  • 1980 Passages: Earth/Space H3, Nexus Gallery, Atlanta.
  • 1981 Easter Shout!, PS1, New York.
  • 1982 Afro-American Abstraction, Los Angeles Municipal Art Gallery, Los Angeles.[18]
  • 1986 Houston Conwill: The Passion of St. Matthew—Painting and Sculpture, Alternative Museum, New York.
  • 1990 Houston Conwill: Project Series, Museum of Modern Art, New York.
  • 1990 Hirshhorn WORKS 89: Daniel Buren, Buster Simpson, Houston Conwill, Matt Mullican / Sidney Lawrence, Ned Rifkin, and Phyllis Rosenzweig, Hirshhorn Museum and Sculpture Garden, Washington, D.C.
  • 1990 The Decade Show: Frameworks of Identity in the 1980s, New Museum of Contemporary Art, Museum of Contemporary Hispanic Art, and Studio Museum in Harlem, New York.
  • 2013 Now Dig This! Art and Black, Los Angeles 1960–1980, MOMA PS1, New York.[19]

Awards and honours[edit]


  1. ^ "Notable Kentucky African Americans Database". University of Kentucky Libraries. Retrieved December 14, 2014.
  2. ^ "Remembering Houston Conwill". Studio Museum in Harlem. Retrieved March 20, 2018.
  3. ^ a b Jeffries, Rosalind Robinson (1992). Arthur Carraway and Houston Conwill: ethnicity and re-Africanization in American art. Yale University.
  4. ^ "Projects: Houston Conwill". Museum of Modern Art. November 1989.
  5. ^ "Gerri Major's Society World". Jet. January 20, 1972.
  6. ^ Larson, Kay (December 4, 1989). "Corn King". New York Magazine.
  7. ^ "Mythologies". The New Yorker. February 2, 1992. Retrieved February 19, 2015.
  8. ^ "Arc, by Houston Conwill". web.york.cuny.edu. Retrieved March 19, 2018.
  9. ^ "YOWA - Continuity of Human Life - African Burial Ground National Monument (U.S. National Park Service)". www.nps.gov. Retrieved December 12, 2017.
  10. ^ "Houston Conwill (1947–2016)". www.artforum.com. Retrieved March 20, 2018.
  11. ^ "MTA - Arts & Design | NYCT Permanent Art". web.mta.info. Retrieved March 19, 2018.
  12. ^ "Transit Agency Creates Art Havens in Subways". Retrieved March 19, 2018.
  13. ^ "Open Secret (Houston Conwill)". www.nycsubway.org. Retrieved March 20, 2018.
  14. ^ "Sculpture "Poets Rise" exterior of Joseph P. Addabbo Federal Building, Jamaica, Queens, New York". The Library of Congress. Retrieved March 19, 2018.

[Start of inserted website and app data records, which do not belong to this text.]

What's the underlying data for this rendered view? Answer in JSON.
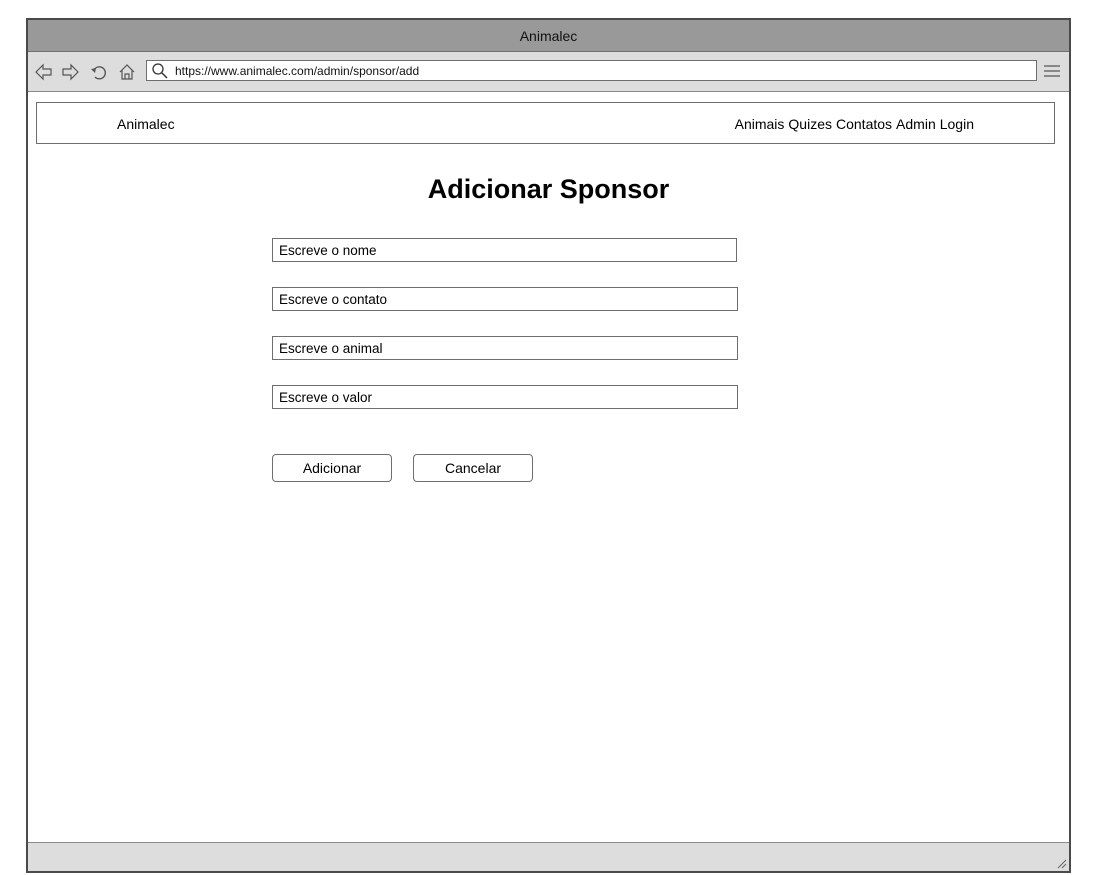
{
  "window": {
    "title": "Animalec"
  },
  "browser": {
    "url": "https://www.animalec.com/admin/sponsor/add",
    "icons": [
      "back-icon",
      "forward-icon",
      "reload-icon",
      "home-icon",
      "search-icon",
      "menu-icon",
      "resize-grip-icon"
    ]
  },
  "navbar": {
    "brand": "Animalec",
    "links": [
      "Animais",
      "Quizes",
      "Contatos",
      "Admin",
      "Login"
    ]
  },
  "form": {
    "title": "Adicionar Sponsor",
    "fields": [
      {
        "placeholder": "Escreve o nome"
      },
      {
        "placeholder": "Escreve o contato"
      },
      {
        "placeholder": "Escreve o animal"
      },
      {
        "placeholder": "Escreve o valor"
      }
    ],
    "submit_label": "Adicionar",
    "cancel_label": "Cancelar"
  }
}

  15. ^ "City of Chicago :: Harold Washington Library". www.cityofchicago.org. Retrieved March 19, 2018.
  16. ^ Services, Miami-Dade County Online. "Art en Route - Miami-Dade County". www.miamidade.gov. Retrieved March 20, 2018.
  17. ^ "Architectural art "The New Ring Shout" at Ted Weiss Federal Building, New York, New York". The Library of Congress. Retrieved March 19, 2018.

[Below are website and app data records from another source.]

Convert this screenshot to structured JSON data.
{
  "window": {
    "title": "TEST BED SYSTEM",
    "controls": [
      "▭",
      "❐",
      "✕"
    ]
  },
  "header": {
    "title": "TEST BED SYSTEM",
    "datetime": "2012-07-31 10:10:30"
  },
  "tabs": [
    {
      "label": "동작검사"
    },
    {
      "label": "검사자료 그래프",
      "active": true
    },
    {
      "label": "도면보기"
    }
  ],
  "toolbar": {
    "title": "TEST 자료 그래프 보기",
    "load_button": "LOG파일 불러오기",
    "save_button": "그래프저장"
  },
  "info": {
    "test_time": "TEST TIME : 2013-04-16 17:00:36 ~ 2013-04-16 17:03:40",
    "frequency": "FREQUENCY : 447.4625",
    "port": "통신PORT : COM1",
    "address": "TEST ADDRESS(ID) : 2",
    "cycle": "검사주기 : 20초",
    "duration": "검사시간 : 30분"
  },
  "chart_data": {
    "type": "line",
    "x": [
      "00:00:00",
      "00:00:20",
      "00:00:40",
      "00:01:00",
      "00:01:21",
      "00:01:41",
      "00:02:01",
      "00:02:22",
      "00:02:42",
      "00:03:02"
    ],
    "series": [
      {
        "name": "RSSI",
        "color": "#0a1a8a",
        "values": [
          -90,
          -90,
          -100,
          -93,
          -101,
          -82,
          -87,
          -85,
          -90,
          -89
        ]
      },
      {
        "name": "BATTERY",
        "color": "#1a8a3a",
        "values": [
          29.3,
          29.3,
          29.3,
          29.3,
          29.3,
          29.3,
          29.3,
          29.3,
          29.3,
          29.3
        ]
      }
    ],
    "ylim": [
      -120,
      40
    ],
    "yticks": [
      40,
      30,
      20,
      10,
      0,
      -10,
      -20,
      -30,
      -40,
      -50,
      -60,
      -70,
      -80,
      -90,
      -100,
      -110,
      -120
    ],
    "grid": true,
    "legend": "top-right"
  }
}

  18. ^ "Afro-American Abstraction | MoMA". The Museum of Modern Art. Retrieved March 19, 2018.
  19. ^ "Now Dig This! Art and Black Los Angeles 1960–1980 | MoMA". The Museum of Modern Art. Retrieved March 19, 2018.
  20. ^ Buie, Linda (2008). "Houston Conwill Arc, 1986 – Metals and Concrete, span 26 feet". York College, City University of New York. Archived from the original on April 19, 2013. Retrieved December 14, 2014.
  21. ^ "Houston Conwill | Now Dig This! digital archive | Hammer Museum". Hammer Museum. Retrieved March 19, 2018.